AAC&U places all its diversity work in the context of its larger mission of extending the advantages of a contemporary liberal education to all students and transforming liberal education to serve the needs of a diverse democracy. Encouraging civic engagement and social responsibility are key to these efforts. AAC&U has created a Web site on various aspects of civic commitment and college student learning and located it within AAC&U's Knowledge Network, an electronic resource center for promising practices in undergraduate education.

Developed in cooperation with a group of educational associations committed to democratic engagement and civic responsibility, the civic education section features resources that address fundamental questions about higher education in a diverse democracy and assist colleges and universities in engaging these questions at all levels.

Sections of the site include: Civic Goals for Higher Education; Engaging Diversity as a Societal Commitment; Campus Missions and Models; Teaching and Learning; Scholarship and Faculty Work; Research on Higher Education and Civic Engagement; and Related Organizations.
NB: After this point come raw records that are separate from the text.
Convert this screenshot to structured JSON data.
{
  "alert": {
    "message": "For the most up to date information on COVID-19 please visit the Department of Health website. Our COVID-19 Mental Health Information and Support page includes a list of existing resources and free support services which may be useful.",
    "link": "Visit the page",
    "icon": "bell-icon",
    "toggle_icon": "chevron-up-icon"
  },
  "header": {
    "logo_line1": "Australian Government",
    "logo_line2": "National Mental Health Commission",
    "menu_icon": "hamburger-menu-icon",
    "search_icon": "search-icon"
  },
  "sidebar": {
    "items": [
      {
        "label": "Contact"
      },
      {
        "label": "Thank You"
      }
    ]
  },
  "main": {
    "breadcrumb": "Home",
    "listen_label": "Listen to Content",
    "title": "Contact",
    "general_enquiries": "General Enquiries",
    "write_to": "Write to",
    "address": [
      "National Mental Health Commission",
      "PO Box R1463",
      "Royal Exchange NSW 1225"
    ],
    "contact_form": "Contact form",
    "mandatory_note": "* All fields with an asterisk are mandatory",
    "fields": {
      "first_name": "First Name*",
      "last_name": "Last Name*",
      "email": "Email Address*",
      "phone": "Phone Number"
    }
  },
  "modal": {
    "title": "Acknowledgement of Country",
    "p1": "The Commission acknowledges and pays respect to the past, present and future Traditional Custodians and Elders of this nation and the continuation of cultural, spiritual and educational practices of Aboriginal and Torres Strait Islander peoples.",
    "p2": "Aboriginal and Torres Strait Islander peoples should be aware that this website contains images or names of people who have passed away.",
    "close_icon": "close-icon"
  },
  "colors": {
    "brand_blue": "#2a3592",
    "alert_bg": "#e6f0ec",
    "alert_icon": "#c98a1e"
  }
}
Within these categories, resources focus on higher education's role within society; connections between post-secondary and K-12 education; student capacities; faculty and staff development and leadership; and curricular, co-curricular, and institutional models and collaborations.

www.aacu-edu.org/KnowNet
/civic.htm